The Maker Nurse project represents another extension of the “geek” world into healthcare. Based on the Makers movement, it lowers the barriers between ideas and implementation. Maker Nurse connects great ideas from nurses with DIYers who have the full support of MIT. Maker Nurse provides the machines and trains staff in the Maker Health Spaces. These spaces, located inside hospitals, have top fablab tools and are open to care providers so they can create and build tools to improve patients’ lives. Coordinators help them learn to use the tools (3D printer, laser cutter, etc.). Maker Nurse, the Japanese version of which is called Fab Nurse, has already created a pill counter, a mechanical, programmable rocker, a shower bed, and even a glow in the dark pill box.

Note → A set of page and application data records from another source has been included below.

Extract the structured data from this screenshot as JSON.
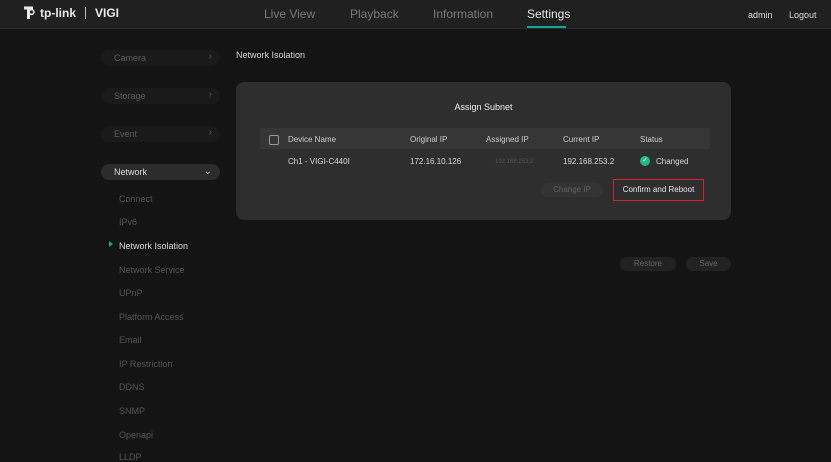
{
  "header": {
    "logo_text": "tp-link",
    "logo_product": "VIGI",
    "nav": [
      "Live View",
      "Playback",
      "Information",
      "Settings"
    ],
    "active_nav": "Settings",
    "user": "admin",
    "logout": "Logout"
  },
  "sidebar": {
    "groups": [
      {
        "label": "Camera",
        "icon": "chevron-right-icon"
      },
      {
        "label": "Storage",
        "icon": "chevron-right-icon"
      },
      {
        "label": "Event",
        "icon": "chevron-right-icon"
      },
      {
        "label": "Network",
        "icon": "chevron-down-icon"
      }
    ],
    "network_items": [
      "Connect",
      "IPv6",
      "Network Isolation",
      "Network Service",
      "UPnP",
      "Platform Access",
      "Email",
      "IP Restriction",
      "DDNS",
      "SNMP",
      "Openapi",
      "LLDP"
    ],
    "active_item": "Network Isolation"
  },
  "main": {
    "title": "Network Isolation",
    "panel": {
      "title": "Assign Subnet",
      "columns": [
        "Device Name",
        "Original IP",
        "Assigned IP",
        "Current IP",
        "Status"
      ],
      "row": {
        "device": "Ch1 - VIGI-C440I",
        "original_ip": "172.16.10.126",
        "assigned_ip": "192.168.253.2",
        "current_ip": "192.168.253.2",
        "status": "Changed"
      },
      "change_ip": "Change IP",
      "confirm": "Confirm and Reboot"
    },
    "restore": "Restore",
    "save": "Save"
  },
  "colors": {
    "accent": "#13a596",
    "highlight": "#d8202a",
    "status_ok": "#1fb98a"
  }
}
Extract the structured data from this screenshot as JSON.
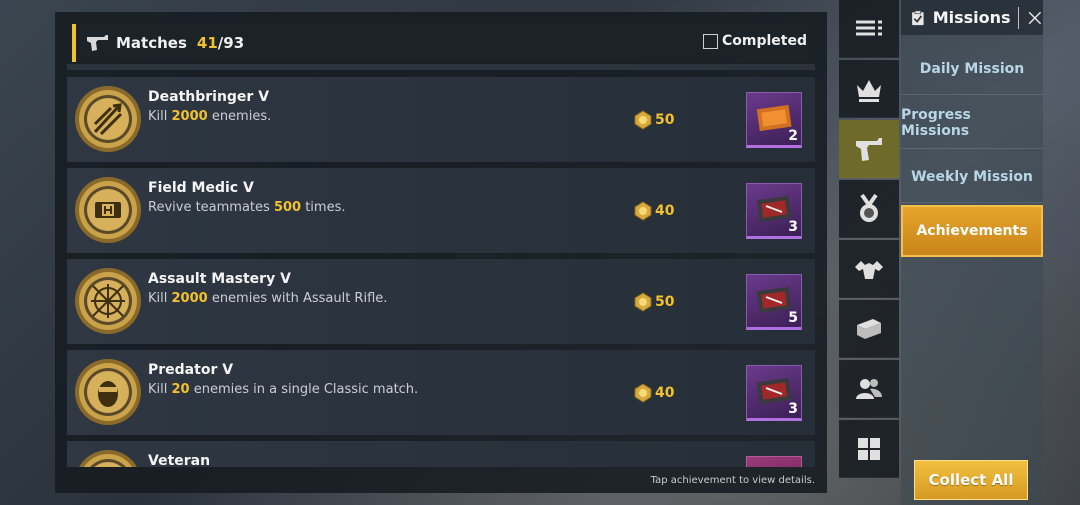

But “medicine for geeks” remains marginal and requires new forms of guarantees and approval processes. If you wanted to use a 3D printer to make your own medication at home, who would certify its quality and safety? After the biotech start-up boom of the 2000s, the emergence of this form of “open medicine,” which will of course require strict regulation, may be a part of our future health, the “feeling of physical, mental and social well-being” as defined by the World Health Organization.